*** Exercise inputs

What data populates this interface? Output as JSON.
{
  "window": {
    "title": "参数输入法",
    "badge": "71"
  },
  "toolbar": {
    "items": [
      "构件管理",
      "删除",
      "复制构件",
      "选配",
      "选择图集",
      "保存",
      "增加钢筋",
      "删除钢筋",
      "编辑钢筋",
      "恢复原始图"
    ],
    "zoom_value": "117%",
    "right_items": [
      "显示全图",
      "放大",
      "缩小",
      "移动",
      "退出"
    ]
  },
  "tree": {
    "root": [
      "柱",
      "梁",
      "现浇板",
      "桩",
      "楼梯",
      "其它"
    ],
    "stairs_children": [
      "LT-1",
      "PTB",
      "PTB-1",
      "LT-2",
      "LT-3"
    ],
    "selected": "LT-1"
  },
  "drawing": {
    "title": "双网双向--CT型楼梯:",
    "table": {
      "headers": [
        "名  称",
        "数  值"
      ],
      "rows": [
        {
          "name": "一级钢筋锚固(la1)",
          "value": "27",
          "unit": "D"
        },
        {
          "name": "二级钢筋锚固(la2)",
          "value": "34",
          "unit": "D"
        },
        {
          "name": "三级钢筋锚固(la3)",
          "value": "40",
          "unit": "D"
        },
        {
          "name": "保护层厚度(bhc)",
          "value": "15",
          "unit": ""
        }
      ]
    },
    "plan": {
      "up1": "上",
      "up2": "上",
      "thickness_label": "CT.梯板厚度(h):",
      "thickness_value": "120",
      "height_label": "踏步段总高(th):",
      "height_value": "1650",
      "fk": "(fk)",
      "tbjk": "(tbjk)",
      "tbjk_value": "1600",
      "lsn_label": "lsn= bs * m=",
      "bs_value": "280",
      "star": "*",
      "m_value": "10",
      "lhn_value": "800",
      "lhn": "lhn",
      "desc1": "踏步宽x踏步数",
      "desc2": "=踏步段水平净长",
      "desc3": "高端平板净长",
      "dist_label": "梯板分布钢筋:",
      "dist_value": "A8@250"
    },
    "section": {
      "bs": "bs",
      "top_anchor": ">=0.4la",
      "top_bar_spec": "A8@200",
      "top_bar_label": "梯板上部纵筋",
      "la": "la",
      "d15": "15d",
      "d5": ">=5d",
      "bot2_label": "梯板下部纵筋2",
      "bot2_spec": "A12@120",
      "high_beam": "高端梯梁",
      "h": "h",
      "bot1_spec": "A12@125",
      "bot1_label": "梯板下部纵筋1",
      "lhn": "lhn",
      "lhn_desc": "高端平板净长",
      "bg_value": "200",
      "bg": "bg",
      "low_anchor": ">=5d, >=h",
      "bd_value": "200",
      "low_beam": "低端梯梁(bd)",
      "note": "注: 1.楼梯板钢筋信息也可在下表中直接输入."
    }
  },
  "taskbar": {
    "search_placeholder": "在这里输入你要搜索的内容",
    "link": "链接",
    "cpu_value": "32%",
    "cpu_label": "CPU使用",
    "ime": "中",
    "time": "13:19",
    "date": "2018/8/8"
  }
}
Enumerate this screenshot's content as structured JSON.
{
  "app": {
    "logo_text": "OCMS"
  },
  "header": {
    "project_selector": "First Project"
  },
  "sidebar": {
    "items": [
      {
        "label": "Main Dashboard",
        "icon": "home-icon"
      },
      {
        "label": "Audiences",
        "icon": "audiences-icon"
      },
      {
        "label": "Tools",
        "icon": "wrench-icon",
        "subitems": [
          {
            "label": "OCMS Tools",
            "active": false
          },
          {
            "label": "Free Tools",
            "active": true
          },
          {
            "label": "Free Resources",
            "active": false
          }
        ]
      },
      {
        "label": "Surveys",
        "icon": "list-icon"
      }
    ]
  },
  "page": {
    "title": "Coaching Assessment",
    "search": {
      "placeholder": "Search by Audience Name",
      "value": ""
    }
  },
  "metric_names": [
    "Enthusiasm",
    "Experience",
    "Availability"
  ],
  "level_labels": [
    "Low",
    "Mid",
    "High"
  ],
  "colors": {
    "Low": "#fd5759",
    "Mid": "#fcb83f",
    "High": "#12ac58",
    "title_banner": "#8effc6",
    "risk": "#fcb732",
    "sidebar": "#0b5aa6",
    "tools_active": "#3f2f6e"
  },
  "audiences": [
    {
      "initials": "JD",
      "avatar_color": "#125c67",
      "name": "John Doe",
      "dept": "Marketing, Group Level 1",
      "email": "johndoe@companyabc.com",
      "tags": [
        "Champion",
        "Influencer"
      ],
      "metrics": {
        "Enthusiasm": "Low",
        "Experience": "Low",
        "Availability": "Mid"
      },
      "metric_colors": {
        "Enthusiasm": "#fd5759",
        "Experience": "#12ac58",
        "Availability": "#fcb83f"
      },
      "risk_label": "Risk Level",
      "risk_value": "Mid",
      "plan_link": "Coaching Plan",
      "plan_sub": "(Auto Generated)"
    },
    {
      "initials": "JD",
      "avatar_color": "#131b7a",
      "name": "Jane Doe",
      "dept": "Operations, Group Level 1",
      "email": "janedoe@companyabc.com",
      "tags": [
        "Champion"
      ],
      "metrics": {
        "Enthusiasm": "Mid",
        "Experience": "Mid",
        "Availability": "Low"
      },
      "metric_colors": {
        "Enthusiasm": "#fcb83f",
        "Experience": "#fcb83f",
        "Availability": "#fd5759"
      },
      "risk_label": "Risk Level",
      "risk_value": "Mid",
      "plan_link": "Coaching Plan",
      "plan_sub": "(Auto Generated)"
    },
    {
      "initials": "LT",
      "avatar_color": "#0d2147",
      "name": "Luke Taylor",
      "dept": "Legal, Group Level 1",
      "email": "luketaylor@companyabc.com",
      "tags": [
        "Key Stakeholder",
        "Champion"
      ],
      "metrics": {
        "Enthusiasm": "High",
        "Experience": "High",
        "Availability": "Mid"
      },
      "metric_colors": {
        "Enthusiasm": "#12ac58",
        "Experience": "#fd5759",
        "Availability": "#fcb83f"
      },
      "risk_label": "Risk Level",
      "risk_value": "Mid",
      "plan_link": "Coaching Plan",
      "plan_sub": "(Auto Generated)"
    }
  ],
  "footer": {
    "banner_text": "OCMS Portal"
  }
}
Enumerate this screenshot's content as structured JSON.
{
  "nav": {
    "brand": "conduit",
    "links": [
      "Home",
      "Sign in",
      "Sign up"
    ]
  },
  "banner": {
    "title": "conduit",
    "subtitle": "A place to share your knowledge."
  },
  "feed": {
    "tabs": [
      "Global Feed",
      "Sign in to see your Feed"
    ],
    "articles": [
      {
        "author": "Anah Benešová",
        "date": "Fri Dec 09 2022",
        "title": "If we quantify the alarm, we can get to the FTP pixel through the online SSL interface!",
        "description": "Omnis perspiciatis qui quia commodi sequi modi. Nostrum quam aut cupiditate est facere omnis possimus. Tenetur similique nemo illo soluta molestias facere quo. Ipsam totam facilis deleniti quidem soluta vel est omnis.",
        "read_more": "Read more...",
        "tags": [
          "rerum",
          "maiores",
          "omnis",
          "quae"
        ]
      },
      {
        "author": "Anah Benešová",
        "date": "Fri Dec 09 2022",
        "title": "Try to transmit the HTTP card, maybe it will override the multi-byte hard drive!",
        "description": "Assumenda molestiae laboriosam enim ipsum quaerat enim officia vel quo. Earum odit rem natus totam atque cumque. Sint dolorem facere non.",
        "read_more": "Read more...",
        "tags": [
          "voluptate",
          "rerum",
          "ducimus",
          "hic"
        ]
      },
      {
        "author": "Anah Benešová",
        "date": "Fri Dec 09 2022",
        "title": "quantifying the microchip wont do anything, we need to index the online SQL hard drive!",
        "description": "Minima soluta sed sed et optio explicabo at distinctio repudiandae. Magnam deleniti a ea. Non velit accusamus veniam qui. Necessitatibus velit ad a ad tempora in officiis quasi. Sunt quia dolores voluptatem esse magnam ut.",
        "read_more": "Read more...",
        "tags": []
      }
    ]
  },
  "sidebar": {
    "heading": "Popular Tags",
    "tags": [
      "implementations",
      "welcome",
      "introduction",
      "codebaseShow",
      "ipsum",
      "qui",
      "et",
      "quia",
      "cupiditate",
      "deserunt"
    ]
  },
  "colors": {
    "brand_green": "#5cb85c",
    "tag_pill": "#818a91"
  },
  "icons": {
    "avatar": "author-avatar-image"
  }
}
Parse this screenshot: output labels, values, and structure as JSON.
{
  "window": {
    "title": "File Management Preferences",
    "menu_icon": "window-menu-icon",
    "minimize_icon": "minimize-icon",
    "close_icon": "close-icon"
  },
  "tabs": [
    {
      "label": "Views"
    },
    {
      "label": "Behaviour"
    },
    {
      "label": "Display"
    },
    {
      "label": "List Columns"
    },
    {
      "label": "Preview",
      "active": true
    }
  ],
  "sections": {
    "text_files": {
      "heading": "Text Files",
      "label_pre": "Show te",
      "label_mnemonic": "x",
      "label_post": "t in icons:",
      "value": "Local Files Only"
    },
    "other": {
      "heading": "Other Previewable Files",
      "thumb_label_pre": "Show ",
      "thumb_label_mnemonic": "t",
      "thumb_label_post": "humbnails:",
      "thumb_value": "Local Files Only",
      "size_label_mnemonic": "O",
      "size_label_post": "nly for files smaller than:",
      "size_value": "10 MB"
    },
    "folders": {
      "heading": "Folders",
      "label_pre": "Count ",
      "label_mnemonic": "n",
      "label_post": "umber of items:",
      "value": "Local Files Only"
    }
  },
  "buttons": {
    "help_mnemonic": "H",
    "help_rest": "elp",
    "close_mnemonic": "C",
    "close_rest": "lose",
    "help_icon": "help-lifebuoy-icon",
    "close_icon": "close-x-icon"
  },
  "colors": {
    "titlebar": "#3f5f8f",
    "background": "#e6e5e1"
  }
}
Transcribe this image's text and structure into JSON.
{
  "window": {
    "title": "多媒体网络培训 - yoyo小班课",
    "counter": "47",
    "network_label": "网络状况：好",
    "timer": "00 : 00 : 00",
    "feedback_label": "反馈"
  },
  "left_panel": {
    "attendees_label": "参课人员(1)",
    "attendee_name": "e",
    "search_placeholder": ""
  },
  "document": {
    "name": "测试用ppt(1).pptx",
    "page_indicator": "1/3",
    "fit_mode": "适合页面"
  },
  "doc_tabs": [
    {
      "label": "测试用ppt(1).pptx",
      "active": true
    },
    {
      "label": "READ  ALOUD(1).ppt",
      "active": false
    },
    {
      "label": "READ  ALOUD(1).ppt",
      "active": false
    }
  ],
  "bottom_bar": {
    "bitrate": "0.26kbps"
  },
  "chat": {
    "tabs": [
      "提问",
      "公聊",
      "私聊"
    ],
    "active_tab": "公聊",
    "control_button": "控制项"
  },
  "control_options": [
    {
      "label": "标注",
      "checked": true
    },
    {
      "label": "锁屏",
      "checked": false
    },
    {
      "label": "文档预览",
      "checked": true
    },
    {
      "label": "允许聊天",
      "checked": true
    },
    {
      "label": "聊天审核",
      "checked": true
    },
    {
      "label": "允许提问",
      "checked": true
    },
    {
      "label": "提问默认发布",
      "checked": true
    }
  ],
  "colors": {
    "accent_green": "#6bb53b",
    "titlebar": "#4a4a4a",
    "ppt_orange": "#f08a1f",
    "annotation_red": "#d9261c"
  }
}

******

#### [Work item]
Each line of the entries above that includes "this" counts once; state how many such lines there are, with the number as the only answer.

#### [Answer box]
5